_Data listing_:
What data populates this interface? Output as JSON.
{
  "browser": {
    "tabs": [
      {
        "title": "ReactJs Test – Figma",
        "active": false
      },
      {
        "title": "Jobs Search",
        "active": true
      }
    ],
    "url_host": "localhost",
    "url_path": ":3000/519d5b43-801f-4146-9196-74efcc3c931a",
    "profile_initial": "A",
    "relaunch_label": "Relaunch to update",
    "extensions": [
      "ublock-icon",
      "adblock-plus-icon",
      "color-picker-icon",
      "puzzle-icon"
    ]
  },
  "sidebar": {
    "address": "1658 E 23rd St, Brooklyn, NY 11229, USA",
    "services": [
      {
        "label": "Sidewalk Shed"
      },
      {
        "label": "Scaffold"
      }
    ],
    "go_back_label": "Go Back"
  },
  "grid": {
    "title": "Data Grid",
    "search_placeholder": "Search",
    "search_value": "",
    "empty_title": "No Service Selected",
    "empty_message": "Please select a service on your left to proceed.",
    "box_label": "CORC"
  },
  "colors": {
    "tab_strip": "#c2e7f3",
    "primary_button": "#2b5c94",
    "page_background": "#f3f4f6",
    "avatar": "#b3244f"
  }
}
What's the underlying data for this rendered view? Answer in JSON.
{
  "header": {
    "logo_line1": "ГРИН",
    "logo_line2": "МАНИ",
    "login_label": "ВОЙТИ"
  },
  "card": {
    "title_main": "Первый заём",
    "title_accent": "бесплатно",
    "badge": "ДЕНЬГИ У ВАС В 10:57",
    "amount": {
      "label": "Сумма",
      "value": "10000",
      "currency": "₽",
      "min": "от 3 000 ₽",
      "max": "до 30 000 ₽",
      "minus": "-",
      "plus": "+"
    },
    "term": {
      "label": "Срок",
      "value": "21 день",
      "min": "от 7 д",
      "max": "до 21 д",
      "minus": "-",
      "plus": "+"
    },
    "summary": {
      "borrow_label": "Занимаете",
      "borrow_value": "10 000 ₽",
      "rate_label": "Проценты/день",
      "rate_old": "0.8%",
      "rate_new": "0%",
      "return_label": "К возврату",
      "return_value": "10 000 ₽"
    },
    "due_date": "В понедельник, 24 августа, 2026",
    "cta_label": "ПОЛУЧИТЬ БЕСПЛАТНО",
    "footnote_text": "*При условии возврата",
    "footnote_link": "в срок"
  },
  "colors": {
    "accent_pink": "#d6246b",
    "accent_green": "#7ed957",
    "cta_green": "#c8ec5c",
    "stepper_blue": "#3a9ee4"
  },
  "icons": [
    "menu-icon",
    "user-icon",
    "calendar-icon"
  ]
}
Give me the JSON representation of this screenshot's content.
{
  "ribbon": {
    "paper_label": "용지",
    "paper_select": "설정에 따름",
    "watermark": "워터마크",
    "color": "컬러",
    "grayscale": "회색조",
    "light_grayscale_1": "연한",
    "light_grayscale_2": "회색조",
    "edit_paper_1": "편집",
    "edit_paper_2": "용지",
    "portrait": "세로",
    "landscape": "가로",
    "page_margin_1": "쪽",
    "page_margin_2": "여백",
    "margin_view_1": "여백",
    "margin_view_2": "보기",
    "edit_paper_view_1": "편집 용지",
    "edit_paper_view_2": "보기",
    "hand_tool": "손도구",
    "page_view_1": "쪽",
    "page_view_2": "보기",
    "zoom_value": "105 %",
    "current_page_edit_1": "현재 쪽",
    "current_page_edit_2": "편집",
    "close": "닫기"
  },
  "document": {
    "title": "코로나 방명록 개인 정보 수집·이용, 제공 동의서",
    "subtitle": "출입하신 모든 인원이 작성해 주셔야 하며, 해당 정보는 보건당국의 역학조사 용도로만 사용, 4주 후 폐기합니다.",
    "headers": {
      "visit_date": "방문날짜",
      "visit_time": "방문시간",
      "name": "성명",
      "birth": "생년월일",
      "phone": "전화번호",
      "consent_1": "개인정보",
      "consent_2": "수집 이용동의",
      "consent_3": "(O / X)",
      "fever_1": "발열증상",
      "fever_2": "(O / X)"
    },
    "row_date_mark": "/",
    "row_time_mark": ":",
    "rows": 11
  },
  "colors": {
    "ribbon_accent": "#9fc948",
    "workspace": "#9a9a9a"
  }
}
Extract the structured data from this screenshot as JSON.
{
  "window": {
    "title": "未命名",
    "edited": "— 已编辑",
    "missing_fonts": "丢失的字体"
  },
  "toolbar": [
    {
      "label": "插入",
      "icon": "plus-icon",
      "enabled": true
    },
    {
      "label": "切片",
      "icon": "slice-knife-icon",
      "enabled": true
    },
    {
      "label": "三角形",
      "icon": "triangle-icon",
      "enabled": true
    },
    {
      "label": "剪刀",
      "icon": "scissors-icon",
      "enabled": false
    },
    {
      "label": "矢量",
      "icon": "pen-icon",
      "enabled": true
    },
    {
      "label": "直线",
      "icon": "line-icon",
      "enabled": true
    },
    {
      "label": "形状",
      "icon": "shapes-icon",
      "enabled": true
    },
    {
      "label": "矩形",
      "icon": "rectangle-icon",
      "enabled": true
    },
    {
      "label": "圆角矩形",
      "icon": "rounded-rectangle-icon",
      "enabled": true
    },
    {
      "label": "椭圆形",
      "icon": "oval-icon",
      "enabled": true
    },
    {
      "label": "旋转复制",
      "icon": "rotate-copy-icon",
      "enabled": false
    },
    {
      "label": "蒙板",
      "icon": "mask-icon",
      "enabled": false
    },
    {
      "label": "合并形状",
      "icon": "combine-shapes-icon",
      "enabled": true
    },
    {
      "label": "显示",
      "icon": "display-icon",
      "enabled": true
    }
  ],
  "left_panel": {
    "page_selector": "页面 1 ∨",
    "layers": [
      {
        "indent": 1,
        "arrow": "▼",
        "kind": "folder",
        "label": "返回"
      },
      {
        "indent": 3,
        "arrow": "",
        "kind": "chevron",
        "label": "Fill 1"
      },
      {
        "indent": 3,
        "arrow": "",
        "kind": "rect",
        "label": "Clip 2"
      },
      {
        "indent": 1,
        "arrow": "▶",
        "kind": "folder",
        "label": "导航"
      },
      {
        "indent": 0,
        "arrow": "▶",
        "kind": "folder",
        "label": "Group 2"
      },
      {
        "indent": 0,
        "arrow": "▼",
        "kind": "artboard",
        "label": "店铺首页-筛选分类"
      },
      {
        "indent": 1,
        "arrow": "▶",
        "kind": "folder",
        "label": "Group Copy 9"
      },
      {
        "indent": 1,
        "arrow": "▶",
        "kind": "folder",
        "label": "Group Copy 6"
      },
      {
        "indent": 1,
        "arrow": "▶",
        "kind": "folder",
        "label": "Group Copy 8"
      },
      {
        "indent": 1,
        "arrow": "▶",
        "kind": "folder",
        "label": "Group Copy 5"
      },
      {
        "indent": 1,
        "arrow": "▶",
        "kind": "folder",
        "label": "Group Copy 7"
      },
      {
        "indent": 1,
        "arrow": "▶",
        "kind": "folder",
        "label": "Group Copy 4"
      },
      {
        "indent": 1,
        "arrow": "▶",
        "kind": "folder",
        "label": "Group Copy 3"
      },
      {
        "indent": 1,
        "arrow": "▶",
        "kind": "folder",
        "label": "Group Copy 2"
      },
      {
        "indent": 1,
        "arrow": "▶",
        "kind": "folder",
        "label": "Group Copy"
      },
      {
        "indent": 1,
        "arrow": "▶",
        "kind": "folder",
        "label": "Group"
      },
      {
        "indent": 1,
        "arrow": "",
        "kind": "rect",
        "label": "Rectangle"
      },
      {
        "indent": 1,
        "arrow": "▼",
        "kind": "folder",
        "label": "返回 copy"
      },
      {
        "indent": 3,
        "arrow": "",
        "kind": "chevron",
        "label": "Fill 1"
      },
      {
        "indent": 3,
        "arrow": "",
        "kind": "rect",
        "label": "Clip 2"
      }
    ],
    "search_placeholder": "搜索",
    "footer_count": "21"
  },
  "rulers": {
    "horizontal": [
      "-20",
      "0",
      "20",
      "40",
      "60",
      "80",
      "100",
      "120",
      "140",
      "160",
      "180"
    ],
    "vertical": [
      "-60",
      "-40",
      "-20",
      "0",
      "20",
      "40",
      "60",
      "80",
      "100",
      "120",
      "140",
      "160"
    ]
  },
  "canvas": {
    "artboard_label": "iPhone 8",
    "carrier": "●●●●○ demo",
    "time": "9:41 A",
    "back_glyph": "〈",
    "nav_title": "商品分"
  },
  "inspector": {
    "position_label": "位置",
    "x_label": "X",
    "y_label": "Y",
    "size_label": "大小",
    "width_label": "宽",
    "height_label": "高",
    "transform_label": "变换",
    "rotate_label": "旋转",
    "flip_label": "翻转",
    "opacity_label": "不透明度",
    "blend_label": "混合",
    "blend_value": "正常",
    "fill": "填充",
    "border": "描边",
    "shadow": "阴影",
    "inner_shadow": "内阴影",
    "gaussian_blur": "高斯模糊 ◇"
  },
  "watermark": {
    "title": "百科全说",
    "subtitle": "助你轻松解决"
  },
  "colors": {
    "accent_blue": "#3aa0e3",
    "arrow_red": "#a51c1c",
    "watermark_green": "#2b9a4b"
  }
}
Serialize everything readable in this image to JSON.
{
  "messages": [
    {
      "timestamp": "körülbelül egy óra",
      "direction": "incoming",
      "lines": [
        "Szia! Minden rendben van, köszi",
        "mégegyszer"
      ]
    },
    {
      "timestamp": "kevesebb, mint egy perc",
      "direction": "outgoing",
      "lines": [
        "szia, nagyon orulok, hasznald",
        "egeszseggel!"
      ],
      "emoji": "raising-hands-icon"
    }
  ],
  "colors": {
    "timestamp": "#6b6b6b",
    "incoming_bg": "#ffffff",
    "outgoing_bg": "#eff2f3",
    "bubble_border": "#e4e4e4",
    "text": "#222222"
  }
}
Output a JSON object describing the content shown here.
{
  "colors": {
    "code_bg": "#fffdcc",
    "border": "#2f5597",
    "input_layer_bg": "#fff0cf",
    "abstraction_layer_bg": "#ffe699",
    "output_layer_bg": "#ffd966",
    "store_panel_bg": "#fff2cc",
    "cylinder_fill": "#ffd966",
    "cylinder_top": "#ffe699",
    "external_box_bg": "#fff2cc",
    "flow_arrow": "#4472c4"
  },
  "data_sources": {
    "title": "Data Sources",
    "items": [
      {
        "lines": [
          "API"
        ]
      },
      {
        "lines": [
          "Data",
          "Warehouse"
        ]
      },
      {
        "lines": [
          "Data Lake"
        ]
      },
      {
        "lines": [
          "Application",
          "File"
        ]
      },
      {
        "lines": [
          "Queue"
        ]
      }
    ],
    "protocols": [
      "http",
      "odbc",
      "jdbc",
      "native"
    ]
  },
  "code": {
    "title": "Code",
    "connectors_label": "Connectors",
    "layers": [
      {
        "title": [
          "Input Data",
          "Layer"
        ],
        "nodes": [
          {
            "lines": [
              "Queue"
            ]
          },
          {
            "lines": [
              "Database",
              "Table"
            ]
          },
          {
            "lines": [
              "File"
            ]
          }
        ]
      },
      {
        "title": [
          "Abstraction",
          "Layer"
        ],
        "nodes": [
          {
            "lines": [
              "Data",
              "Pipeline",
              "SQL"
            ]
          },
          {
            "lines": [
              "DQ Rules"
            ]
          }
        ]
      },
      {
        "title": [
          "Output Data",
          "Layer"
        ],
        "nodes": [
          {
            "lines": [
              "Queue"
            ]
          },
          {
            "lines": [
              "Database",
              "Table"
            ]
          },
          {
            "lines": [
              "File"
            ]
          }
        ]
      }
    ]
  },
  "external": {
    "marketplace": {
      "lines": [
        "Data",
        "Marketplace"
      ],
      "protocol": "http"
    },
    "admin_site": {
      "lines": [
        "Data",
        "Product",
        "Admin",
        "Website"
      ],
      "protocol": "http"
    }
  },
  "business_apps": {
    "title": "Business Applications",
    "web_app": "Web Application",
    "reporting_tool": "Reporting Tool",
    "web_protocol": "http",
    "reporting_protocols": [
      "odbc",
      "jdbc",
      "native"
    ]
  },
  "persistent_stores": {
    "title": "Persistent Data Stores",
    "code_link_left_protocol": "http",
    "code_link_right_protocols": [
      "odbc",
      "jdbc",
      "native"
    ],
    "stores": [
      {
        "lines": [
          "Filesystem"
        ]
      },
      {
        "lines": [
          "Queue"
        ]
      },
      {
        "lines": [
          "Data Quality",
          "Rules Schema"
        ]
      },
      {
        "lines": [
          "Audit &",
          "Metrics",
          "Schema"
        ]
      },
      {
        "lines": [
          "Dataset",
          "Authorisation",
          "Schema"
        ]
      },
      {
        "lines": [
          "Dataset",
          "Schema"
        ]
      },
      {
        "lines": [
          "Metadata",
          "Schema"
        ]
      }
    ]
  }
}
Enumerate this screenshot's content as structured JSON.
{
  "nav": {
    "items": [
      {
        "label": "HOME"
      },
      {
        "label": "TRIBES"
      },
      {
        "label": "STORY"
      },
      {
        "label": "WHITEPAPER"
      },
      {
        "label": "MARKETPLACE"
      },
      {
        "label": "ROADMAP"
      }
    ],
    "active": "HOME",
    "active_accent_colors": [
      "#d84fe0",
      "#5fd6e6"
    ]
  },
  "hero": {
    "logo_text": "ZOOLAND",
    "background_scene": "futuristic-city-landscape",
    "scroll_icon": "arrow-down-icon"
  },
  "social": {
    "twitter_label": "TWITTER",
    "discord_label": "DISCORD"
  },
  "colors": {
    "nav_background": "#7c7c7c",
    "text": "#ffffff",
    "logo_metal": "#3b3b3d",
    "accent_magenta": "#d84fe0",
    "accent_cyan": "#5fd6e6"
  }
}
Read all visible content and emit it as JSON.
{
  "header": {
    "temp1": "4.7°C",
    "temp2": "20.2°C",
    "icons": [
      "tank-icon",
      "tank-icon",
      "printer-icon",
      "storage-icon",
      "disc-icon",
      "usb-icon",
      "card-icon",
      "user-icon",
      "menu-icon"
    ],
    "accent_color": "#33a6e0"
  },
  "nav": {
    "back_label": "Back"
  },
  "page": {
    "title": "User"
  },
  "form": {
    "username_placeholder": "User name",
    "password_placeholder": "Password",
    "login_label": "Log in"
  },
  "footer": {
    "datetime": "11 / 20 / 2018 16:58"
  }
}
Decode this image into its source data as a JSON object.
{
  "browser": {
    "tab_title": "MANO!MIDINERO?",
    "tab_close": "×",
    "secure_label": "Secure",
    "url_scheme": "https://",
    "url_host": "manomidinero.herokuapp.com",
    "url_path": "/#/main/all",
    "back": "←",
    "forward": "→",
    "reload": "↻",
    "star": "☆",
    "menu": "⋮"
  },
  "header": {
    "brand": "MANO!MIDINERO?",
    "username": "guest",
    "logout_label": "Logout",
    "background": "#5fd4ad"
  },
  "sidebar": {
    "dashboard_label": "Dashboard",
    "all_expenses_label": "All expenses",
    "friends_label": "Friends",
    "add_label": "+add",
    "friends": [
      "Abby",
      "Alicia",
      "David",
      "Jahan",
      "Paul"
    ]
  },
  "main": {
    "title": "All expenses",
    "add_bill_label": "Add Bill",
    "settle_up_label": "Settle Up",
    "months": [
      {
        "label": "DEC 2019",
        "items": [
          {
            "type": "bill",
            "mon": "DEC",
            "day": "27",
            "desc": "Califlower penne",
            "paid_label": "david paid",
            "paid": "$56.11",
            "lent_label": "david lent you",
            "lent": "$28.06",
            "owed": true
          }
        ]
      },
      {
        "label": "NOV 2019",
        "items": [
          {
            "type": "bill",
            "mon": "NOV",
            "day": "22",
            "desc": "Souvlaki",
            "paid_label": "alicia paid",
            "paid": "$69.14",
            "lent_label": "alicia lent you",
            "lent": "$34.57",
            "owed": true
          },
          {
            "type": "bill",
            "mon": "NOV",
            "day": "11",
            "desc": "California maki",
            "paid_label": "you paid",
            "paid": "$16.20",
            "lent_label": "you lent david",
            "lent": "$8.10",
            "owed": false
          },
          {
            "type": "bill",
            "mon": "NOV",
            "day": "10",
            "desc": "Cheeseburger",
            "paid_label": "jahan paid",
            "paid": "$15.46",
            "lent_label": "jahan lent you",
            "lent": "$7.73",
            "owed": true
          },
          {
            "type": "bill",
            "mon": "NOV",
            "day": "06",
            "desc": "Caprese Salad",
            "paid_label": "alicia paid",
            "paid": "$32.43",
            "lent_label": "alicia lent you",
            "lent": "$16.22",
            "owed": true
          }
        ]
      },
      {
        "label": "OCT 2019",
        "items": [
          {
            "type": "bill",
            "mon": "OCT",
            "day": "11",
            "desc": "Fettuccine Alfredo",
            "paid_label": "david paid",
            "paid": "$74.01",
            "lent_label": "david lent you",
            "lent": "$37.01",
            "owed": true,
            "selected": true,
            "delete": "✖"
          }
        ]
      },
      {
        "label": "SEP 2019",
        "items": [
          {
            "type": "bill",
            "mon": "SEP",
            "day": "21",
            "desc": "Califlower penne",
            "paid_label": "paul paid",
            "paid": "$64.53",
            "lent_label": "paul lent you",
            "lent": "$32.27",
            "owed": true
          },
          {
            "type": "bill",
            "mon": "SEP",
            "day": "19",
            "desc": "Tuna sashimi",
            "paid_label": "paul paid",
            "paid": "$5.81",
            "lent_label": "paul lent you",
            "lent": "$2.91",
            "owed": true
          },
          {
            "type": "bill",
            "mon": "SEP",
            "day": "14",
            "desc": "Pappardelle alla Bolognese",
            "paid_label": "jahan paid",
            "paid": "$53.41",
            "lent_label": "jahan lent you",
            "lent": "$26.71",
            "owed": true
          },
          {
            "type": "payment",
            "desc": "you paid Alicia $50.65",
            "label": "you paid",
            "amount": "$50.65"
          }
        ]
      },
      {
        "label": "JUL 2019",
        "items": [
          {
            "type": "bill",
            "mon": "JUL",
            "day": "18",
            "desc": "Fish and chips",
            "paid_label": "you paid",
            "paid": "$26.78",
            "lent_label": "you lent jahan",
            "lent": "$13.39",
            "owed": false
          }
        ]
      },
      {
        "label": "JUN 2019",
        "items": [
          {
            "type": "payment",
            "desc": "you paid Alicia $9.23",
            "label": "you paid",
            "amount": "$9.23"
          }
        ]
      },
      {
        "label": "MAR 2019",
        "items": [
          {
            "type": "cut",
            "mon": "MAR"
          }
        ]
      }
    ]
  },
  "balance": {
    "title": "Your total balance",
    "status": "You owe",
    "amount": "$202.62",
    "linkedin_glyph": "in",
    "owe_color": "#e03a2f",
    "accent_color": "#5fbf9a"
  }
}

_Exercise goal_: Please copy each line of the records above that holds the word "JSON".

_Solution to this problem_:
What data populates this interface? Output as JSON.
What's the underlying data for this rendered view? Answer in JSON.
Give me the JSON representation of this screenshot's content.
Extract the structured data from this screenshot as JSON.
Serialize everything readable in this image to JSON.
Output a JSON object describing the content shown here.
Enumerate this screenshot's content as structured JSON.
Read all visible content and emit it as JSON.
Decode this image into its source data as a JSON object.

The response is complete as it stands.